# Problem to work on:
Every record below is to be retyped exactly, with any pictures left out.

# Data shown:
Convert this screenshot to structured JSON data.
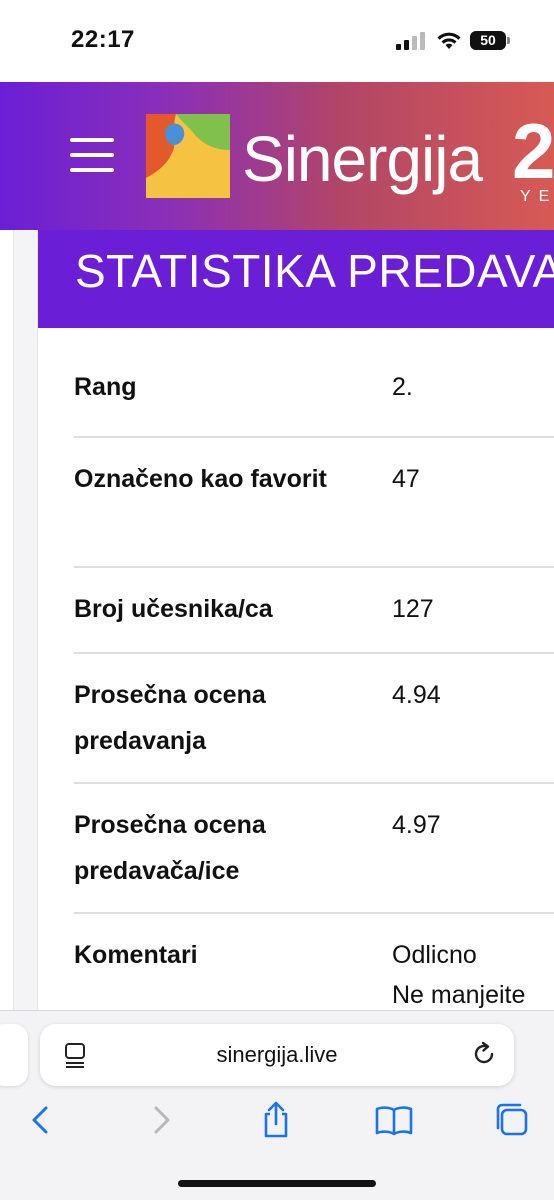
{
  "status_bar": {
    "time": "22:17",
    "battery_level": "50",
    "icons": [
      "cellular-signal-icon",
      "wifi-icon",
      "battery-icon"
    ]
  },
  "header": {
    "brand_name": "Sinergija",
    "brand_suffix": "2",
    "brand_sub": "YE",
    "icons": [
      "hamburger-menu-icon",
      "sinergija-logo-icon"
    ],
    "colors": {
      "gradient_start": "#6a1fd6",
      "gradient_end": "#d75a54"
    }
  },
  "card": {
    "title": "STATISTIKA PREDAVANJA",
    "accent_color": "#6a1fd6"
  },
  "stats": {
    "rows": [
      {
        "label": "Rang",
        "value": "2."
      },
      {
        "label": "Označeno kao favorit",
        "value": "47"
      },
      {
        "label": "Broj učesnika/ca",
        "value": "127"
      },
      {
        "label": "Prosečna ocena predavanja",
        "value": "4.94"
      },
      {
        "label": "Prosečna ocena predavača/ice",
        "value": "4.97"
      },
      {
        "label": "Komentari",
        "value": "Odlicno",
        "value_more": "Ne manjeite"
      }
    ]
  },
  "browser": {
    "url": "sinergija.live",
    "icons": [
      "reader-mode-icon",
      "reload-icon",
      "back-icon",
      "forward-icon",
      "share-icon",
      "bookmarks-icon",
      "tabs-icon"
    ],
    "accent_color": "#1a73e8"
  }
}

# Exercise result:
Convert this screenshot to structured JSON data.
{
  "status_bar": {
    "time": "22:17",
    "battery_level": "50",
    "icons": [
      "cellular-signal-icon",
      "wifi-icon",
      "battery-icon"
    ]
  },
  "header": {
    "brand_name": "Sinergija",
    "brand_suffix": "2",
    "brand_sub": "YE",
    "icons": [
      "hamburger-menu-icon",
      "sinergija-logo-icon"
    ],
    "colors": {
      "gradient_start": "#6a1fd6",
      "gradient_end": "#d75a54"
    }
  },
  "card": {
    "title": "STATISTIKA PREDAVANJA",
    "accent_color": "#6a1fd6"
  },
  "stats": {
    "rows": [
      {
        "label": "Rang",
        "value": "2."
      },
      {
        "label": "Označeno kao favorit",
        "value": "47"
      },
      {
        "label": "Broj učesnika/ca",
        "value": "127"
      },
      {
        "label": "Prosečna ocena predavanja",
        "value": "4.94"
      },
      {
        "label": "Prosečna ocena predavača/ice",
        "value": "4.97"
      },
      {
        "label": "Komentari",
        "value": "Odlicno",
        "value_more": "Ne manjeite"
      }
    ]
  },
  "browser": {
    "url": "sinergija.live",
    "icons": [
      "reader-mode-icon",
      "reload-icon",
      "back-icon",
      "forward-icon",
      "share-icon",
      "bookmarks-icon",
      "tabs-icon"
    ],
    "accent_color": "#1a73e8"
  }
}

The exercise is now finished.